As most of us are now aware, Wells Fargo recently received a $100 million penalty from the Consumer Financial Bureau of the United States after it was uncovered that its employees were engaging in illegal banking practices. This brought the bank's total bill for these infractions to $185 million and coincided with the firings of about 5,300 Wells Fargo employees. According to reports, the 5,300 employees who were allegedly involved secretly issued credit cards that customers never requested, set up fake bank accounts that resulted in customer fees, created fraudulent email accounts to sign up customers for additional services, and actually transferred customers' money between accounts— without permission.
 
Such an outrage might remind you of the Volkswagen scandal last year in which the German car manufacturer admitted that it had used sophisticated software to trick emissions regulators. If a car was being tested, the emissions controls would operate as they should, but if the car was not undergoing a test, the emissions controls would switch off, resulting in cars that emitted 40 times the legally sanctioned levels of air pollutants.  Volkswagen has since has admitted that 11 million vehicles worldwide were equipped with the program that duped emission testing and had to recall a total of 8.5 million diesel vehicles in Europe alone.
 
How in the world did that many people get involved with such unscrupulous behavior? How could over 5,000 Wells Fargo employees engage in such obviously deceptive and fraudulent behavior? And how could so many Volkswagen employees, from software technicians to senior management, go along with blatantly circumventing the rules? How does a group of people end up lying together?

It’s Our Money

Sabina Panth's picture

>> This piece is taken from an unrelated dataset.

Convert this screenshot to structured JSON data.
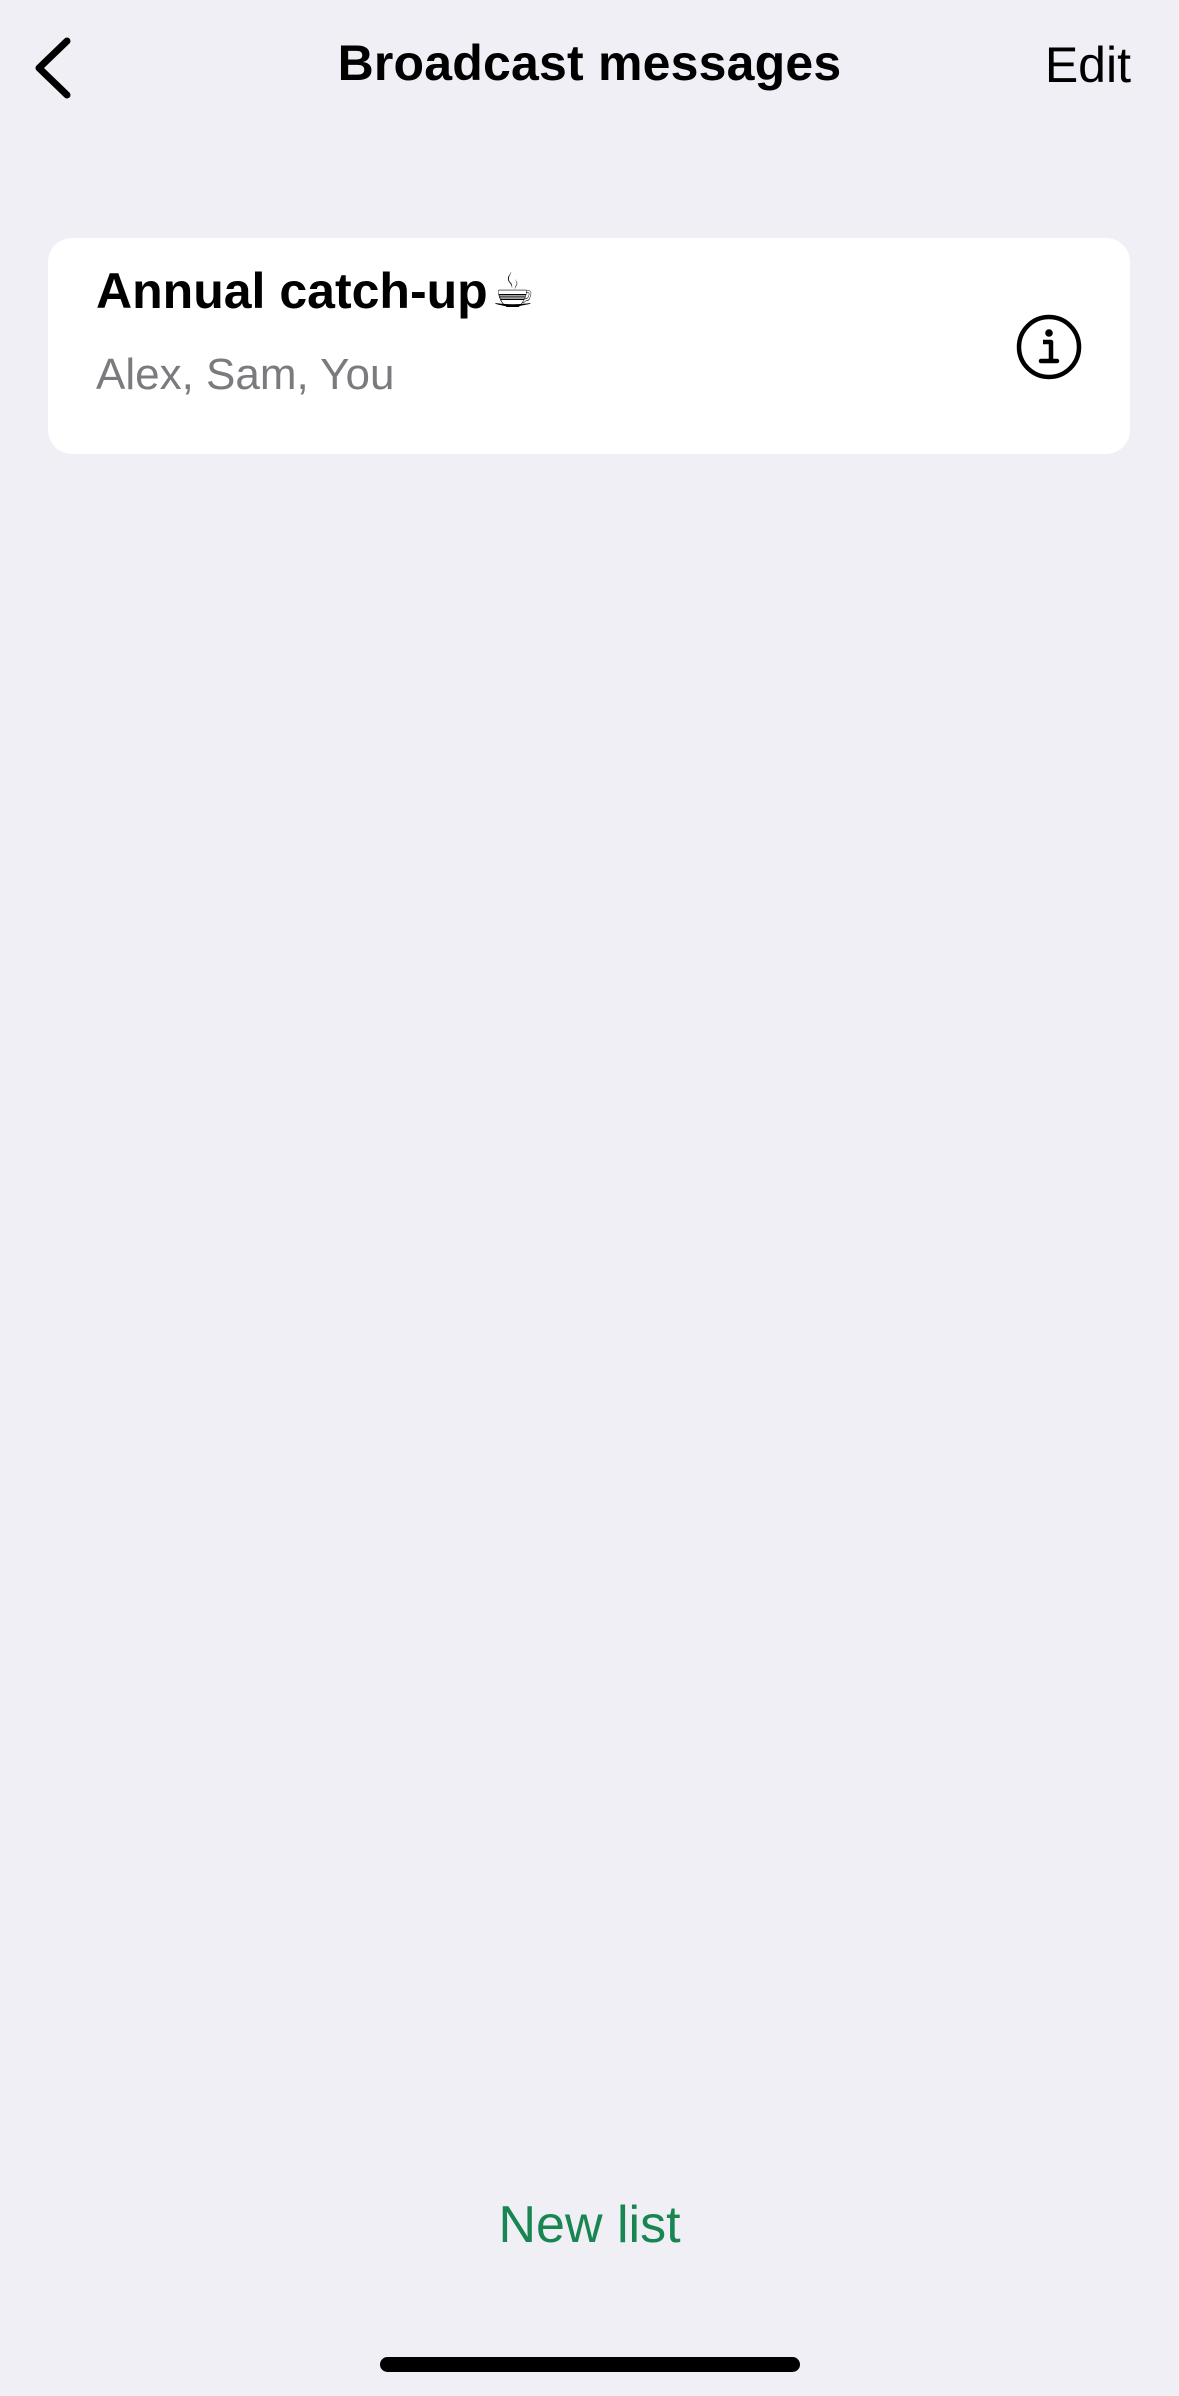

It has been argued that corruption cases are focused mostly on the offenders and retribution is calculated on material value. This leaves out the victims of corruption and the collective damage done to the society at large, especially when the malfeasance involves the misappropriation of public money.  The concept of ‘social damage’ is an emerging concept in the anti-corruption movement, which seeks to identify, quantify, and repair the impact and consequences of corruption on ordinary citizens.  It posits that citizens, as taxpayers, are entitled to a legal claim on public money and how it is spent because “every dollar lost in corruption is a dollar stolen from spending in education, social services, poverty reduction and job creation (Its Our Money)”.